What it boils down to, I now believe, can be summarized in the admittedly condescending phrase “they had faces then.” Which is not to slight Janet Leigh’s talent in the least—she richly deserved her Best Supporting Actress (spoiler!) nomination for this film. But there just aren’t many people, however talented, who could hold the camera with a steady gaze the way she does over the course of these few minutes, while doing relatively little in the way of overt emoting. Hitchcock was notorious for being obsessive about the appearance of his leading ladies—there was a very particular sort of hauteur that he responded to, which probably found its apotheosis in the marginally talented (at best) Tippi Hedren—and I doubt that he would have shot this sequence the way he did without a truly arresting physiognomy at his disposal. Leigh does subtly expressive work with her hands on the steering wheel, shifting her grip in time with her emotions, but her eyes bore straight through you.

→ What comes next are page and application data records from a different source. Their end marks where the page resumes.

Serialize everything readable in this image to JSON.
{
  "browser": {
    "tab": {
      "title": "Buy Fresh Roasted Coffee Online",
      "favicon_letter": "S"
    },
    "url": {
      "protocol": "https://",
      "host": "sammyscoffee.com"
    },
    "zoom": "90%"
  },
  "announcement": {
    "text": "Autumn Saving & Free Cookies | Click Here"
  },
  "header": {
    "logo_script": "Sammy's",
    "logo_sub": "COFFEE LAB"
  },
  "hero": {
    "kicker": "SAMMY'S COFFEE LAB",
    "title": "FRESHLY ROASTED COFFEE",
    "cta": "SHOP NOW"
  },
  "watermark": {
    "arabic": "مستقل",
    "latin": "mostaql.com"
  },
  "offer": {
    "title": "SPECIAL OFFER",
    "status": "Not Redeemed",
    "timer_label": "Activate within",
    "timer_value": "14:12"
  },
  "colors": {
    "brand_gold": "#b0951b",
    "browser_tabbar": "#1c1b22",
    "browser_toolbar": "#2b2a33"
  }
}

And then comes the smirk. In an earlier scene, Tom Cassidy, the oilman whose 40 large Marion stole, had hit on her in the sleaziest possible way; it’s easy to imagine her smiling at the thought of his anger when he discovers she’s ripped him off, and that’s exactly how Heche plays the moment. (The smile is not in Stefano’s screenplay, incidentally. He writes “A look of revulsion makes Mary [the character’s original name] close her eyes.”) Leigh doesn’t smile. She smirks. What’s more, she smirks as she imagines Cassidy threatening to replace any missing money with “her fine, soft flesh.” It’s a bizarrely masochistic expression, subtle but deranged, and utterly at odds with the character as we’ve come to know her; if you were told that Psycho was the story of a person with multiple-personality disorder, and then shown only a single frame of Leigh’s smirk, you’d immediately jump to the conclusion that she was the crazy one. Was this an attempt at misdirection on Hitchcock’s part—a means of equating madness with a female figure, ensuring that we never suspect Norman Bates in the slightest? Or did Leigh arrive at that look on her own? Either way, the rain starts falling and she quickly snaps out of it, looking around for a place to bed down for the night, and maybe take a nice hot shower.